**How to complete this task**
Start to finish, print the entries exactly, and carry none of the pictures over.

(App and web page records)
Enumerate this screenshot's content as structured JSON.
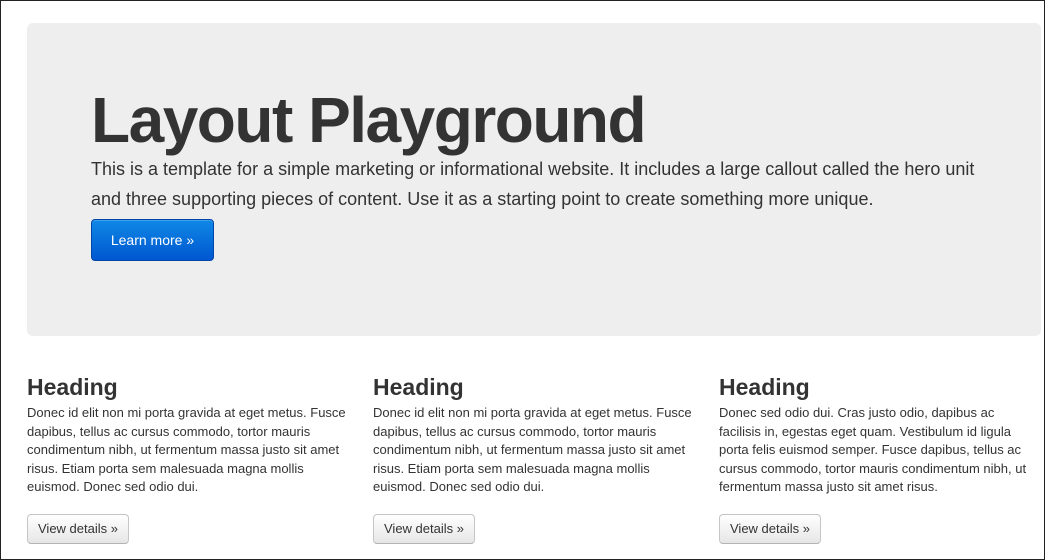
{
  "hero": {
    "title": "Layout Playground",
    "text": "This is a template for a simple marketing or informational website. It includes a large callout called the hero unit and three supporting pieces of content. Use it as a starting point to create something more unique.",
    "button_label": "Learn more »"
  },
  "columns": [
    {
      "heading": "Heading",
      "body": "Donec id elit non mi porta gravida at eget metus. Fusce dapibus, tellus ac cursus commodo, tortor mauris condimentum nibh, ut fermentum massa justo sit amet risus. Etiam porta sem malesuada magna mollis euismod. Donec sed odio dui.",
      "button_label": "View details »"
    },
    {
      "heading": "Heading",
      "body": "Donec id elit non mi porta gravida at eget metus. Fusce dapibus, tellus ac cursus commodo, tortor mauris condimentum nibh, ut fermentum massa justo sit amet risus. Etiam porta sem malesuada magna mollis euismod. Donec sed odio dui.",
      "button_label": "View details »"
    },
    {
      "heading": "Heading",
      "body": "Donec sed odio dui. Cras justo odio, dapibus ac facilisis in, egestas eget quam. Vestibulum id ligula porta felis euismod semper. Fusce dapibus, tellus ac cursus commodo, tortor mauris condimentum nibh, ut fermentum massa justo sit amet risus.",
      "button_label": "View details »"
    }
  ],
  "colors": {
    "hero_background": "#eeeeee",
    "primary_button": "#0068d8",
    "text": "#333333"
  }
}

**Solved exercise**
Enumerate this screenshot's content as structured JSON.
{
  "hero": {
    "title": "Layout Playground",
    "text": "This is a template for a simple marketing or informational website. It includes a large callout called the hero unit and three supporting pieces of content. Use it as a starting point to create something more unique.",
    "button_label": "Learn more »"
  },
  "columns": [
    {
      "heading": "Heading",
      "body": "Donec id elit non mi porta gravida at eget metus. Fusce dapibus, tellus ac cursus commodo, tortor mauris condimentum nibh, ut fermentum massa justo sit amet risus. Etiam porta sem malesuada magna mollis euismod. Donec sed odio dui.",
      "button_label": "View details »"
    },
    {
      "heading": "Heading",
      "body": "Donec id elit non mi porta gravida at eget metus. Fusce dapibus, tellus ac cursus commodo, tortor mauris condimentum nibh, ut fermentum massa justo sit amet risus. Etiam porta sem malesuada magna mollis euismod. Donec sed odio dui.",
      "button_label": "View details »"
    },
    {
      "heading": "Heading",
      "body": "Donec sed odio dui. Cras justo odio, dapibus ac facilisis in, egestas eget quam. Vestibulum id ligula porta felis euismod semper. Fusce dapibus, tellus ac cursus commodo, tortor mauris condimentum nibh, ut fermentum massa justo sit amet risus.",
      "button_label": "View details »"
    }
  ],
  "colors": {
    "hero_background": "#eeeeee",
    "primary_button": "#0068d8",
    "text": "#333333"
  }
}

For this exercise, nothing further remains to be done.